But there's a certain number of people, scientists among them, who prefer to examine the dark side of those sites. As those who seek to understand the nighttime habits of animals, or to fully examine the skies above, they hold a deeper fascination with the open spaces of national parks in the West well after the sun goes down.
And some of those experts worry that man's long fascination with the stars, and the ability to see celestial objects, is rapidly fading due to light pollution.
According to research and a new analysis of light emerging from the planet, it has been shown that national parks — particularly those in the wide-open West — offer some of our nation's best views of the cosmos.
A fundamental new work, The New World Atlas of Artificial Sky Brightness, significantly expands knowledge of light pollution and its impact on the night sky. It was published in June by Science Advances, and is the work of an international team including National Park Service scientist Dan Duriscoe.
"Few places on earth offer pristine dark views to the rising Milky Way and starry constellations and light pollution is a bright filter upon this vast canvas," said Duriscoe. "Verification of NPS ground measurements with satellite data from NOAA creates an accurate model for predicting night sky quality in national parks and locations around the world, which can be used to increase opportunities for park visitors and stargazers to enjoy this rare and diminishing resource."
Nighttime activities play out at a number of South Dakota's national park sites, including in the wide-open Badlands National Park, where stargazers often gather to create time-lapse images of the galaxy.
At Wind Cave National Park, scientists and visitors gathered on an October night in 2010 and on another occasion in 2008 to search for and record the number of protected black-footed ferret residing at the park. Without deep darkness, scientists can be foiled in such efforts to spot the nocturnal animals.
The National Park Service Natural Sounds and Night Skies Division is viewed worldwide as a leader in the protection of dark night skies. The atlas draws on Duriscoe's seminal research and on-the-ground measurements of night sky brightness, amassed over the past decade of fieldwork in over 100 national park areas. The resulting datasets helped calibrate and corroborate data from NOAA satellite images of light scattering into the atmosphere. Duriscoe's extensive tests also provided essential data for the light pollution model, and helped establish international methods in use today for reporting the impact of artificial light on natural environments.
According to Duriscoe, "With the loss of dark sky views, the ancestral stories of celestial phenomena that so richly express our connection to these orbiting bodies are all but forgotten. And this is more than a matter of nostalgia. Humans need opportunities for wonderment and contemplation of the universe, and animals need darkness for protection, navigation, nesting and predation."
The darkest places in the United States are in the Colorado Plateau, a region of the Southwest covering parts of Utah, Colorado, New Mexico and Arizona.
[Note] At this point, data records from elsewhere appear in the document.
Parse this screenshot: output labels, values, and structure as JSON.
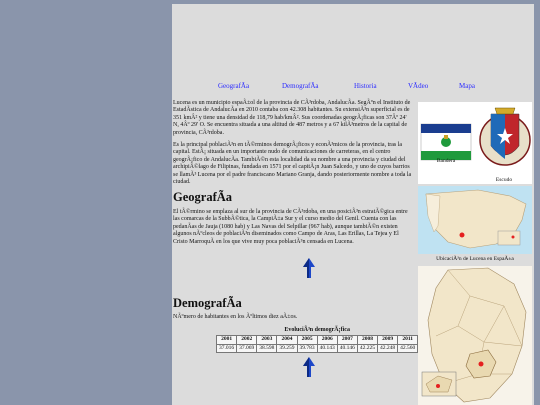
{
  "nav": {
    "items": [
      "GeografÃa",
      "DemografÃa",
      "Historia",
      "VÃdeo",
      "Mapa"
    ]
  },
  "intro": {
    "p1": "Lucena es un municipio espaÃ±ol de la provincia de CÃ³rdoba, AndalucÃa. SegÃºn el Instituto de EstadÃstica de AndalucÃa en 2010 contaba con 42.308 habitantes. Su extensiÃ³n superficial es de 351 kmÂ² y tiene una densidad de 118,79 hab/kmÂ². Sus coordenadas geogrÃ¡ficas son 37Âº 24' N, 4Âº 29' O. Se encuentra situada a una altitud de 487 metros y a 67 kilÃ³metros de la capital de provincia, CÃ³rdoba.",
    "p2": "Es la principal poblaciÃ³n en tÃ©rminos demogrÃ¡ficos y econÃ³micos de la provincia, tras la capital. EstÃ¡ situada en un importante nudo de comunicaciones de carreteras, en el centro geogrÃ¡fico de AndalucÃa. TambiÃ©n esta localidad da su nombre a una provincia y ciudad del archipiÃ©lago de Filipinas, fundada en 1571 por el capitÃ¡n Juan Salcedo, y uno de cuyos barrios se llamÃ³ Lucena por el padre franciscano Mariano Granja, dando posteriormente nombre a toda la ciudad."
  },
  "geografia": {
    "heading": "GeografÃa",
    "text": "El tÃ©rmino se emplaza al sur de la provincia de CÃ³rdoba, en una posiciÃ³n estratÃ©gica entre las comarcas de la SubbÃ©tica, la CampiÃ±a Sur y el curso medio del Genil. Cuenta con las pedanÃas de Jauja (1080 hab) y Las Navas del Selpillar (967 hab), aunque tambiÃ©n existen algunos nÃºcleos de poblaciÃ³n diseminados como Campo de Aras, Las Erillas, La Tejea y El Cristo MarroquÃ en los que vive muy poca poblaciÃ³n censada en Lucena."
  },
  "demografia": {
    "heading": "DemografÃa",
    "text": "NÃºmero de habitantes en los Ãºltimos diez aÃ±os.",
    "table_caption": "EvoluciÃ³n demogrÃ¡fica",
    "years": [
      "2001",
      "2002",
      "2003",
      "2004",
      "2005",
      "2006",
      "2007",
      "2008",
      "2009",
      "2011"
    ],
    "values": [
      "37.016",
      "37.069",
      "38.598",
      "39.259",
      "39.783",
      "40.143",
      "40.146",
      "42.225",
      "42.248",
      "42.560"
    ]
  },
  "sidebar": {
    "flag_caption": "Bandera",
    "shield_caption": "Escudo",
    "map1_caption": "UbicaciÃ³n de Lucena en EspaÃ±a",
    "colors": {
      "flag_green": "#1f9a3c",
      "flag_white": "#ffffff",
      "flag_blue": "#1a3d8f",
      "map_land": "#f2e6c9",
      "map_sea": "#bfe2f2",
      "map_highlight": "#e52020"
    },
    "icons": [
      "up-arrow-icon"
    ]
  }
}
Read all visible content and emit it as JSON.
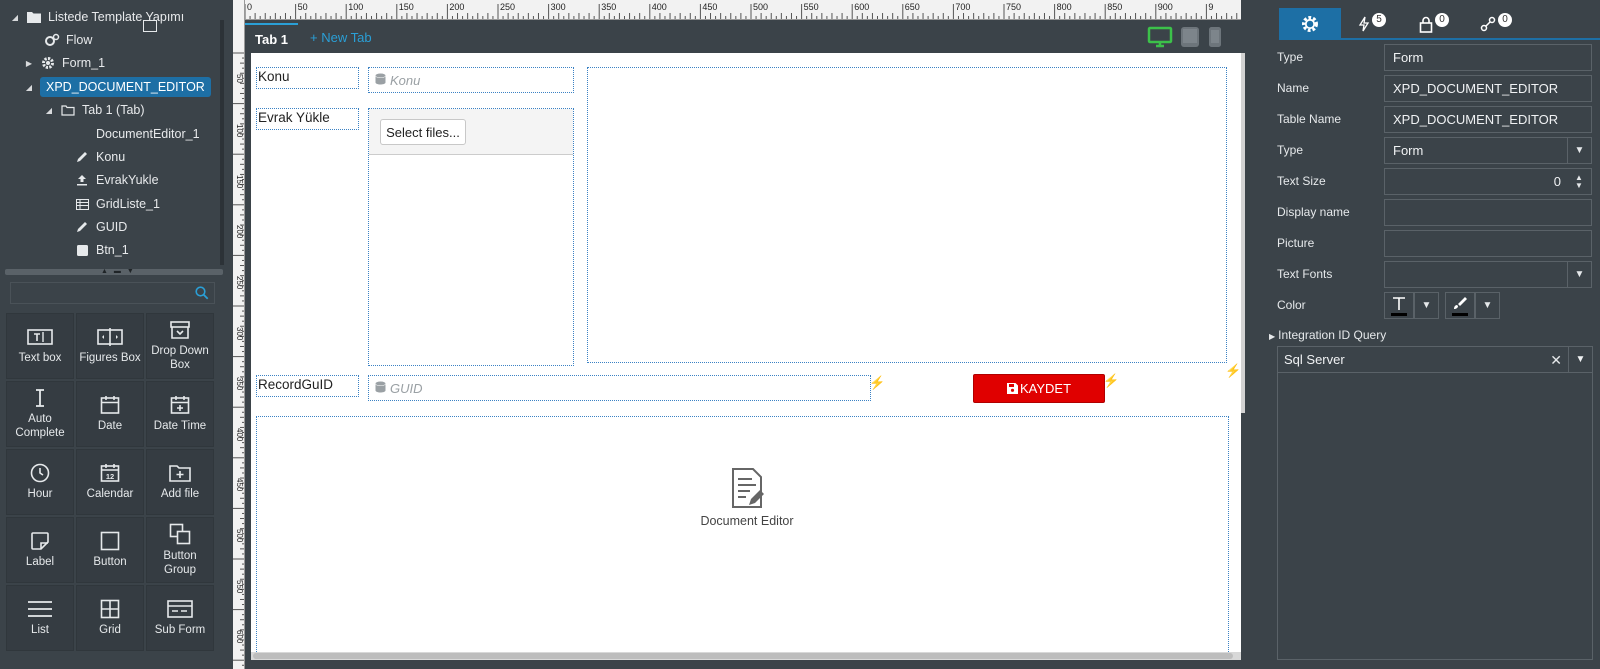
{
  "tree": {
    "root": "Listede Template Yapımı",
    "items": [
      {
        "label": "Flow"
      },
      {
        "label": "Form_1"
      },
      {
        "label": "XPD_DOCUMENT_EDITOR"
      },
      {
        "label": "Tab 1 (Tab)"
      },
      {
        "label": "DocumentEditor_1"
      },
      {
        "label": "Konu"
      },
      {
        "label": "EvrakYukle"
      },
      {
        "label": "GridListe_1"
      },
      {
        "label": "GUID"
      },
      {
        "label": "Btn_1"
      }
    ]
  },
  "toolbox": {
    "search_placeholder": "",
    "tools": [
      {
        "label": "Text box",
        "icon": "textbox-icon"
      },
      {
        "label": "Figures Box",
        "icon": "figures-box-icon"
      },
      {
        "label": "Drop Down Box",
        "icon": "dropdown-box-icon"
      },
      {
        "label": "Auto Complete",
        "icon": "autocomplete-icon"
      },
      {
        "label": "Date",
        "icon": "date-icon"
      },
      {
        "label": "Date Time",
        "icon": "datetime-icon"
      },
      {
        "label": "Hour",
        "icon": "clock-icon"
      },
      {
        "label": "Calendar",
        "icon": "calendar-icon"
      },
      {
        "label": "Add file",
        "icon": "add-file-icon"
      },
      {
        "label": "Label",
        "icon": "label-icon"
      },
      {
        "label": "Button",
        "icon": "button-icon"
      },
      {
        "label": "Button Group",
        "icon": "button-group-icon"
      },
      {
        "label": "List",
        "icon": "list-icon"
      },
      {
        "label": "Grid",
        "icon": "grid-icon"
      },
      {
        "label": "Sub Form",
        "icon": "subform-icon"
      }
    ]
  },
  "ruler": {
    "h_marks": [
      "0",
      "50",
      "100",
      "150",
      "200",
      "250",
      "300",
      "350",
      "400",
      "450",
      "500",
      "550",
      "600",
      "650",
      "700",
      "750",
      "800",
      "850",
      "900",
      "9"
    ],
    "v_marks": [
      "50",
      "100",
      "150",
      "200",
      "250",
      "300",
      "350",
      "400",
      "450",
      "500",
      "550",
      "600"
    ]
  },
  "tabs": {
    "active": "Tab 1",
    "new_tab": "+ New Tab"
  },
  "form": {
    "konu_label": "Konu",
    "konu_placeholder": "Konu",
    "evrak_label": "Evrak Yükle",
    "select_files": "Select files...",
    "guid_label": "RecordGuID",
    "guid_placeholder": "GUID",
    "save_button": "KAYDET",
    "doc_editor_label": "Document Editor"
  },
  "props": {
    "tabs": [
      {
        "icon": "gear-icon",
        "badge": ""
      },
      {
        "icon": "bolt-icon",
        "badge": "5"
      },
      {
        "icon": "lock-icon",
        "badge": "0"
      },
      {
        "icon": "link-icon",
        "badge": "0"
      }
    ],
    "type_label": "Type",
    "type_value": "Form",
    "name_label": "Name",
    "name_value": "XPD_DOCUMENT_EDITOR",
    "table_name_label": "Table Name",
    "table_name_value": "XPD_DOCUMENT_EDITOR",
    "type2_label": "Type",
    "type2_value": "Form",
    "text_size_label": "Text Size",
    "text_size_value": "0",
    "display_name_label": "Display name",
    "display_name_value": "",
    "picture_label": "Picture",
    "picture_value": "",
    "text_fonts_label": "Text Fonts",
    "text_fonts_value": "",
    "color_label": "Color",
    "integration_label": "Integration ID Query",
    "integration_value": "Sql Server"
  },
  "colors": {
    "accent": "#1d6fa5",
    "save_red": "#e00000",
    "panel_bg": "#3b4349"
  }
}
National parks in this area include Capital Reef, Mesa Verde, Arches and Canyonlands. Of the western European countries, Scotland, Sweden and Norway remain among the darkest locations. Singapore, Qatar, Kuwait and United Arab Emirates are among the most light-polluted countries in the world.
The New World Atlas model provides a compelling illustration that sky glow extends large distances from cities, and offers a tool for National Parks to work in partnership with all stakeholders to pursue restoration of night skies. Industries and individuals alike can also do their part to minimize light pollution by adopting simple solutions, such as switching to shielded fixtures that direct light downward instead of into the surroundings, and using amber, or warm colored bulbs, instead of cool blue LEDs, which amplify sky brightness two to three times above the typical output.According to Duriscoe, "Even one of these changes can make a difference in the palette of night."
The National Park Service waxes eloquently on its website about the need to preserve darkness, and why it matters so much to park officials and patrons.
"In wilderness, we preserve more than just opportunities for backpacking and beautiful vistas: we preserve complex ecosystems, glimpses of the how the world once was, and a place where we, as individuals or as a nation, can reflect upon the paths we have taken. It is our frontier," the service said. "Dark night skies are a wilderness characteristic, a part that cannot be cut out without leaving the land wanting. A traveler can trek deep into the mountains, yet still be followed by the glow of distant city lights. A single glaring light can reel back those seeking solitude or communion with nature, undoing miles of effort. The opportunity for stepping back in time, removing ourselves from evidence of human development and infrastructure, must include the nighttime hours."